The 1st Airlanding Light Regiment first saw life in February 1941 as 458 Independent Light Battery, formed from a cluster of similar units of the Royal Artillery. Commanded by Major Pat Lloyd and equipped with 3.7" pack howitzers, this elite unit was raised and trained with a view to lending close support in amphibious assaults upon beach heads, and it had already acquired a good deal of experience in India where it had served on the North-West Frontier. In December of that year the Battery received word that it was to be transferred to the 1st Airborne Division, making the move to Bulford Camp in April 1942 and acquiring the new name of the 1st Airlanding Light Battery. Converted to the airborne role with the intention of providing field artillery support for the whole of the Division, the Battery spent the following 11 months in training, and also conducting experiments to develop superior methods of airlifting their guns into action. February 1943 saw the Battery expanded into a Regiment, consisting of two four-gun Troops in each of its three Batteries, and its twenty-four 3.7" guns were replaced with an equal number of the superior American 75mm Pack Howitzers. The original members of the Battery were divided amongst the three new Batteries, the remainder were drafted in from outside the Division, and the Light Regiment received its first commander, Lt-Colonel McLeod.


In May 1943 the Regiment departed for Tunisia with the 1st Airborne Division and set up camp near Sousse, where its training routine intensified. The Regiment was not needed for the airborne invasion of Sicily, but the Division's Commander Royal Artillery, Lt-Colonel Crawfurd, was killed during the offensive and McLeod was called upon to assume his responsibilities. "Sheriff" Thompson, Second-in-Command, was given charge of the 1st Airlanding Light Regiment.


In September the Division was shipped to Italy, landing at Taranto, and it was here that the Light Regiment got its first taste of battle. Although this was not an airborne assault, the Regiment was still classed as pack artillery and therefore was ideal for deployment in the mountains, where they lent support to various units fighting in the vicinity. Frequently on the move in a harsh winter climate of mud and snow, the Regiment's services were requested by the 2nd Para Brigade, 1st Canadian Division, 5th and 78th Divisions, and the New Zealand Division, before it was withdrawn from front line service in January 1944 and shipped back to England where they rejoined the 1st Airborne Division at Boston, Lincolnshire.
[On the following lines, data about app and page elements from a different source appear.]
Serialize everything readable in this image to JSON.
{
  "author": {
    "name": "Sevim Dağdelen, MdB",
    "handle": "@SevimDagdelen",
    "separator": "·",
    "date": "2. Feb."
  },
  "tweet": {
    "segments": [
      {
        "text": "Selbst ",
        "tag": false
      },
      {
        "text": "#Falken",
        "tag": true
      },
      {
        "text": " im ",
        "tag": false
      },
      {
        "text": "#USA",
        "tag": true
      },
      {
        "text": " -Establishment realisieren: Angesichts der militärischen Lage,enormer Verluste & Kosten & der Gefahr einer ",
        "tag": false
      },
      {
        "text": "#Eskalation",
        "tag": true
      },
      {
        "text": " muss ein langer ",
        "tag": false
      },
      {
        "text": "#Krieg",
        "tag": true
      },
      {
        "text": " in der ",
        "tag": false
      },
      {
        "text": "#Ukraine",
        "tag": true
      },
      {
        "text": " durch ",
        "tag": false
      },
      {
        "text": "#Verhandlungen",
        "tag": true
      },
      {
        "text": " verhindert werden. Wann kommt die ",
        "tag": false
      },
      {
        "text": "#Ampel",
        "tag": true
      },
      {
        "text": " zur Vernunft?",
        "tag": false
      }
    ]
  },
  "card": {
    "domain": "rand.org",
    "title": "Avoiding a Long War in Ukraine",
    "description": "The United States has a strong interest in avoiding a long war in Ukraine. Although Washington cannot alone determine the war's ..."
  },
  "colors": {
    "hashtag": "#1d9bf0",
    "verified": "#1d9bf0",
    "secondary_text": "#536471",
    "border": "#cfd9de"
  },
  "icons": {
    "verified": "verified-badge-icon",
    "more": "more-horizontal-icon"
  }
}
Training continued, however the local area was described as "a marvellous place for the troops, with two dance halls, four cinemas, eighty-three pubs, and the girls used to whistle at us; but, being in the Fens, the area was useless when it came to gunnery practice."


Commander of the 1st Airlanding Light Battery
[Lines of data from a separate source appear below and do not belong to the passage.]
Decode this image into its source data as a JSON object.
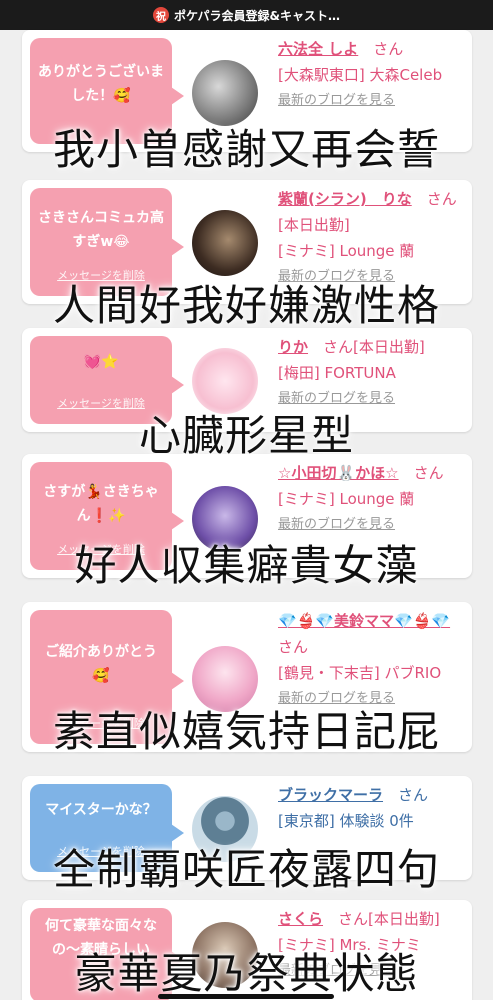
{
  "header": {
    "badge": "祝",
    "title": "ポケパラ会員登録&キャスト…"
  },
  "cards": [
    {
      "bubble_color": "pink",
      "message": "ありがとうございました！🥰",
      "delete_label": "",
      "name": "六法全 しよ",
      "honorific": "さん",
      "location": "[大森駅東口] 大森Celeb",
      "blog_link": "最新のブログを見る"
    },
    {
      "bubble_color": "pink",
      "message": "さきさんコミュカ高すぎw😂",
      "delete_label": "メッセージを削除",
      "name": "紫蘭(シラン)　りな",
      "honorific": "さん[本日出勤]",
      "location": "[ミナミ] Lounge 蘭",
      "blog_link": "最新のブログを見る"
    },
    {
      "bubble_color": "pink",
      "message": "💓⭐",
      "delete_label": "メッセージを削除",
      "name": "りか",
      "honorific": "さん[本日出勤]",
      "location": "[梅田] FORTUNA",
      "blog_link": "最新のブログを見る"
    },
    {
      "bubble_color": "pink",
      "message": "さすが💃さきちゃん❗✨",
      "delete_label": "メッセージを削除",
      "name": "☆小田切🐰かほ☆",
      "honorific": "さん",
      "location": "[ミナミ] Lounge 蘭",
      "blog_link": "最新のブログを見る"
    },
    {
      "bubble_color": "pink",
      "message": "ご紹介ありがとう🥰",
      "delete_label": "メッセージを削除",
      "name": "💎👙💎美鈴ママ💎👙💎",
      "honorific": "さん",
      "location": "[鶴見・下末吉] パブRIO",
      "blog_link": "最新のブログを見る"
    },
    {
      "bubble_color": "blue",
      "message": "マイスターかな？",
      "delete_label": "メッセージを削除",
      "name": "ブラックマーラ",
      "honorific": "さん",
      "location": "[東京都] 体験談 0件",
      "blog_link": ""
    },
    {
      "bubble_color": "pink",
      "message": "何て豪華な面々なの〜素晴らしい",
      "delete_label": "",
      "name": "さくら",
      "honorific": "さん[本日出勤]",
      "location": "[ミナミ] Mrs. ミナミ",
      "blog_link": "最新のブログを見る"
    }
  ],
  "overlays": [
    "我小曽感謝又再会誓",
    "人間好我好嫌激性格",
    "心臓形星型",
    "好人収集癖貴女藻",
    "素直似嬉気持日記屁",
    "全制覇咲匠夜露四句",
    "豪華夏乃祭典状態"
  ]
}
Major Pat Lloyd


Commanders of the 1st Airlanding Light Regiment



Lieutenant-Colonel R. W. McLeod


Lieutenant-Colonel W. F. K. Thompson